Published online by Cambridge University Press: 20 April 2020
The sluggish growth of vouchers into the first decade of the twenty-first century prompted voucher supporters to reevaluate their strategy. Ballot initiatives proved fruitless, so supporters switched to state legislatures and sought to distance the state from private schools by funding vouchers through tax credits rather than direct appropriation. The full fruits of attenuated governance matured with Republican victories during Barack Obama’s presidency. This chapter shows that the doubly distanced tax credit form enabled individualist and accommodationist forces to divert public funds to private religious institutions without appearing to do so. Due to the lingering importance of communitarian public schooling and secularist approaches to church–state relations among the nation’s many judges, doubly distanced policies were safest. Statistical analysis demonstrates that they were, and are, least likely to be challenged in court or struck down as unconstitutional.
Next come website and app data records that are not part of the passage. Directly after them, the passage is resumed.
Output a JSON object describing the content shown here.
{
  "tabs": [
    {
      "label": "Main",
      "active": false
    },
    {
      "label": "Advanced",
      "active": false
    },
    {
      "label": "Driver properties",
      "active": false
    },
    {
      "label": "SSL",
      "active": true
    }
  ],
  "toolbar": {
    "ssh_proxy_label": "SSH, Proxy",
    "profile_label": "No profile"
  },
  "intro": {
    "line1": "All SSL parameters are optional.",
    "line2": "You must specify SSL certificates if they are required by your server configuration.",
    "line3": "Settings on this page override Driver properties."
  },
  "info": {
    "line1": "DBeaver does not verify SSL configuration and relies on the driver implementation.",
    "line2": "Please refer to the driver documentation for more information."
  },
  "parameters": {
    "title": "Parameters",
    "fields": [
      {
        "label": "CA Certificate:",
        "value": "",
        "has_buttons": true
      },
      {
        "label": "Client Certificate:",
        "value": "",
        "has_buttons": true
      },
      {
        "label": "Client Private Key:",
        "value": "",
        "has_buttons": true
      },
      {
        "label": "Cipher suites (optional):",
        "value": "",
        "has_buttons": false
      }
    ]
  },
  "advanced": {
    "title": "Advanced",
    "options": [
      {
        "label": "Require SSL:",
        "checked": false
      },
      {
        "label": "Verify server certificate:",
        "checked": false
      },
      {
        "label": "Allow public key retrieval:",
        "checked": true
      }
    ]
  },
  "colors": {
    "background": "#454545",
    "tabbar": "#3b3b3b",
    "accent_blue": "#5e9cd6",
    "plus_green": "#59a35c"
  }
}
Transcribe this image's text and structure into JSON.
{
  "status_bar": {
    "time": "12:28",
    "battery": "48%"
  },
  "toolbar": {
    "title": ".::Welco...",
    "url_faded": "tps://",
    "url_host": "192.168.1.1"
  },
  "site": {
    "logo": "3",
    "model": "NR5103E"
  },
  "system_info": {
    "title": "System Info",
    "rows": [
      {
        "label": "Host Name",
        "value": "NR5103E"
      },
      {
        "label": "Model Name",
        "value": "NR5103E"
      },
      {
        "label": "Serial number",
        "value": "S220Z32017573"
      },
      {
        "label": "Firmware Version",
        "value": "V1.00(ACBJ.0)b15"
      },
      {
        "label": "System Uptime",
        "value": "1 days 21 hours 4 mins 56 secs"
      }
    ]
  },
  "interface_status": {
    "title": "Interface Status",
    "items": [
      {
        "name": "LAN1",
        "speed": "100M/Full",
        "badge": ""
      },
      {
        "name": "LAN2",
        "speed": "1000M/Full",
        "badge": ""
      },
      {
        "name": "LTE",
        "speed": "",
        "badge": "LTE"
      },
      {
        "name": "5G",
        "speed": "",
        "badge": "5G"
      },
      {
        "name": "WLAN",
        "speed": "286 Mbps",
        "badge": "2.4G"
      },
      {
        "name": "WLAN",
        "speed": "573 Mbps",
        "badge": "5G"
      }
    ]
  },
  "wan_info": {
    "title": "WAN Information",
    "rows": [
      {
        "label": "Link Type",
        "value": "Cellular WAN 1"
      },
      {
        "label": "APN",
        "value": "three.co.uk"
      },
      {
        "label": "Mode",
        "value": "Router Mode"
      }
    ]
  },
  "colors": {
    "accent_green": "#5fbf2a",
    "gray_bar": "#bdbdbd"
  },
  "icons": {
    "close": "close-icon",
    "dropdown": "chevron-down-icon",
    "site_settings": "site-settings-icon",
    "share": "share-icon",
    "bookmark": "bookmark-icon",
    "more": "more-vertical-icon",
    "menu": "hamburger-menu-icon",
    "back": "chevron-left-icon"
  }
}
Attenuation is a powerful strategy for rival forces in America’s foundational struggles because it enables policymakers to achieve their goals obliquely. The link between state and legally controversial policy outputs is plausibly deniable in crucial venues of policy contestation, provided that elites follow the attenuation strategy consistently.